By Adeney Zo
The bridge between a university and the working world can be a difficult one to navigate — while some students quickly satisfying employment in their field of interest, others take time discovering a suitable career. For 2011 Urban Planning alumnus Omari Fuller, graduation entailed a bit of self-discovery and experimentation before he found his current career.
“The Urban Planning program was challenging, but it ultimately gave me the preparation and skills to enter the work world. It also led me on a route of trying out different things and finding out what really interests me,” Fuller recalls.
“After graduation, I wanted to try out everything except urban planning,” he continues. “First I wanted to open my own grocery shop, then I got into community activist programs, then I switched to working at a hall for the developmentally disabled.”
However, something from Fuller’s days as a commuter student sparked an interest in returning to the urban planning field.
“When I was a student, I made an 8-mile bike commute, several times a week, to go from east Hollywood to UCLA. Very quickly, it became a matter of putting my life on the line just to get to school each week,” Fuller says.
Fuller now works for the Santa Barbara Bicycle Coalition, a non-profit “advocacy and resource organization” that aims to improve road safety and provide resources for local bikers. “My main goal in my work is to make it safe for everyone to go to the city — whenever, wherever, and however they’re going,” he says.
“So many fatalities happen with cars, but these are preventable through proper integration with other modes of transportation,” he explains. “Bikes are also great for exercise and personal health along with helping the environment. The benefits just go on and on.”
Beyond urban planning, Fuller hopes to invest himself further in the community by working with youth offenders in probation camp. The program, called “Computers for Families,” trains youth in probation camps to fix computers that are then given to families in need.
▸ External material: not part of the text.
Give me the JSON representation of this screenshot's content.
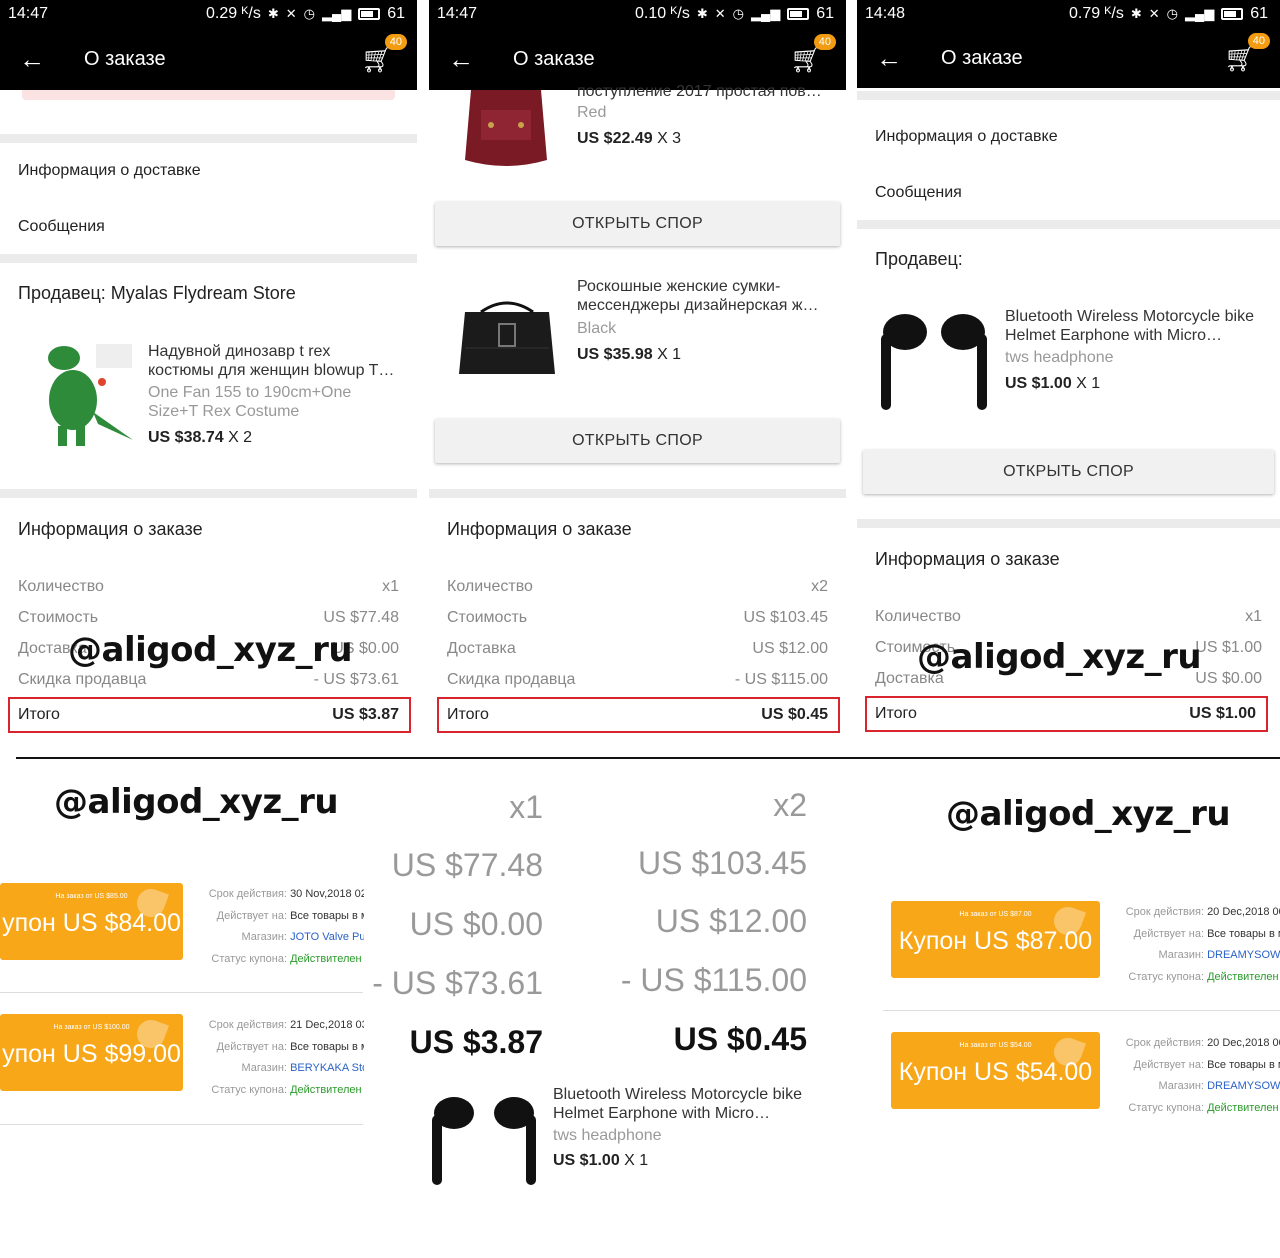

Fuller’s work helps youth offenders learn a skill set that will show them the value of both work and charity.
“I want to give youth offenders better options in life, and I believe that by involving them in charity, they can learn to give back to the community as well,” Fuller explains.
No matter where the future takes him, Fuller knows he is on the right path. “Right now I find that I finally am doing something I like, something that I really enjoy,” he says. “I feel like I am making an impact on bikers and the community through my work —that is my ultimate goal.”